Queens porch bomb that killed landlord was meant for NYPD officer, officials say

A Brooklyn man was arrested by federal agents on Wednesday, Feb. 28, 2018, in connection with a 2017 summer explosion that killed 73-year-old landlord George Wray, officials said.
A Brooklyn man was arrested by federal agents on Wednesday, Feb. 28, 2018, in connection with a 2017 summer explosion that killed 73-year-old landlord George Wray, officials said. Photo Credit: David Handschuh

A Brooklyn man was arrested Wednesday in connection with an explosion that killed a Queens landlord over the summer, though the bomb was actually meant for an NYPD officer, officials said.

Victor Kingsley was taken into custody at his home on East 43rd Street, near Linden Boulevard in East Flatbush, around 1 p.m. following a 7-month-long joint investigation by the FBI and NYPD, according to Chief of Detective Robert Boyce.

Kingsley, 37, is accused in the death of George Wray, 73, who was killed after he opened a bomb shaped like a package that had been left sitting on the porch of a home he owned in Brookville, Queens, on July 28, 2017, officials said.

The package — about the size of a Quaker Oats can and packed with flash powder — detonated when Wray tried to open it, according to Boyce.

The explosion “seared most of the skin on his body,” Boyce said during a Wednesday news conference in Brooklyn, and left him in pain for four days before he died of his injuries on Aug. 1, 2017.

From the beginning of the investigation, police had said they did not believe Wray or anyone who lived at the address to be the intended target.

It was quickly determined that the bomb was meant for an NYPD detective as retaliation for his involvement in the arrest of Kingsley in January 2014, Boyce said, but the department suppressed the information as the investigation continued.

“Wray was an unintended and innocent victim of this cowardly attack,” NYPD Deputy Commissioner John Miller said at the news conference Wednesday.

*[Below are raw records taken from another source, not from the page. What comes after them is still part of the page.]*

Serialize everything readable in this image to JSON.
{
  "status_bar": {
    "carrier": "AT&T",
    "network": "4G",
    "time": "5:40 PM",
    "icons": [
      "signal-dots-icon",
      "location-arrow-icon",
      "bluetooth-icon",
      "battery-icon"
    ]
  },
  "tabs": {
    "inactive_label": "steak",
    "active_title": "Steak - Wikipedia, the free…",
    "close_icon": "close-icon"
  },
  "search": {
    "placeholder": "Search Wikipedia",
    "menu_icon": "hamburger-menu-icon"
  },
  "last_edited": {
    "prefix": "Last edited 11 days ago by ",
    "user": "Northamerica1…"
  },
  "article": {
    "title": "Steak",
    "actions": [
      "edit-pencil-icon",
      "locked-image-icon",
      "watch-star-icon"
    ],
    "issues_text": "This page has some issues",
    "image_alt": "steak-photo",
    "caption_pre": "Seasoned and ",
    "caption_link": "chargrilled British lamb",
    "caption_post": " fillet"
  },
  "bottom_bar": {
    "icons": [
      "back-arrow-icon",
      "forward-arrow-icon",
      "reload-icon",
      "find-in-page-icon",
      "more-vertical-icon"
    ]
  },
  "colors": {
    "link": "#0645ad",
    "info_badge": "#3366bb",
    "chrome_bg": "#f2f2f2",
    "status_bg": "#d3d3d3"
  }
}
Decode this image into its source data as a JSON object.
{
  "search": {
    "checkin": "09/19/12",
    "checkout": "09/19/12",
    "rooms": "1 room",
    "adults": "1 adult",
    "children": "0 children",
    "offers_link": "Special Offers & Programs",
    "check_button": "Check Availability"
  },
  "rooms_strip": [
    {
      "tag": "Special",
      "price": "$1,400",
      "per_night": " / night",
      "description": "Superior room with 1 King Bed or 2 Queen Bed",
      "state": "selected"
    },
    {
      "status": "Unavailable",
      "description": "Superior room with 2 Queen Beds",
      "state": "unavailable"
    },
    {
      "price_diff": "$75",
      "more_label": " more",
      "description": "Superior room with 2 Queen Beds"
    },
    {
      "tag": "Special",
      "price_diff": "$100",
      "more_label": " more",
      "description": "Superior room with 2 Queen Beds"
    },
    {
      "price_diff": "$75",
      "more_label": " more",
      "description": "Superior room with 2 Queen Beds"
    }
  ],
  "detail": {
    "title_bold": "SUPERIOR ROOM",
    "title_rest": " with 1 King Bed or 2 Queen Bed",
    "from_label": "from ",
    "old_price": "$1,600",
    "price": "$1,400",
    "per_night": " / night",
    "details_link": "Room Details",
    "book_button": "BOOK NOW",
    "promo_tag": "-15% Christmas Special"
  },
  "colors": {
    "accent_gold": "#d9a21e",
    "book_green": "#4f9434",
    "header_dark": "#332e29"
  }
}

Police had said the package, which was left sitting on the porch for about seven days before Wray tried to open it, had the word “Mac” written on it — a clue that would prove crucial in tracking down Kingsley, according to Boyce.

“The officer’s name was on the cylinder, that was the key,” Boyce said.

Investigators used data mining, surveillance and interviews to zero in on Kingsley, who Miller described as a “needle in a haystack.”

“This was an individual who went to great lengths to conceal his identity as a suspect,” he added.

Despite his 2014 charges of weapons possession and disorderly conduct being dismissed, federal prosecutors allege Kingsley sought to “methodically” and “violently” retaliate against the officers who had arrested him. He searched the internet and made phone calls to find the officers’ home addresses, they said, and began to stockpile components to build explosive devices.

Miller said a search warrant underway at Kingsley’s home Wednesday afternoon had already turned up some explosive precursor materials and other bomb-making components.

In July, Kingsley arranged to have an explosive device disguised as a package left on the porch of a home on 222nd Street, near 145th Road in Queens, because he believed that one of the officers lived at the address, according to prosecutors.

The package was “meant to be opened by the target and meant to function in the way that it did,” Miller said. Instead, Wray died a “painful death.”

Kingsley continued to purchase bomb-making materials after the deadly explosion in Queens, according to the complaint, leading investigators to believe he had other plans in the works. His Amazon account shows purchases related to explosive device components as recently as this month, per the complaint.

Kingsley is charged with using a weapon of mass destruction that resulted in death and unlawful transportation of explosive materials, according to prosecutors. 

He was held without bail Thursday at a hearing in federal court in Brooklyn. An attorney for Kingsley declined to comment.

If convicted, he faces a maximum life sentence in prison.

With Alison Fox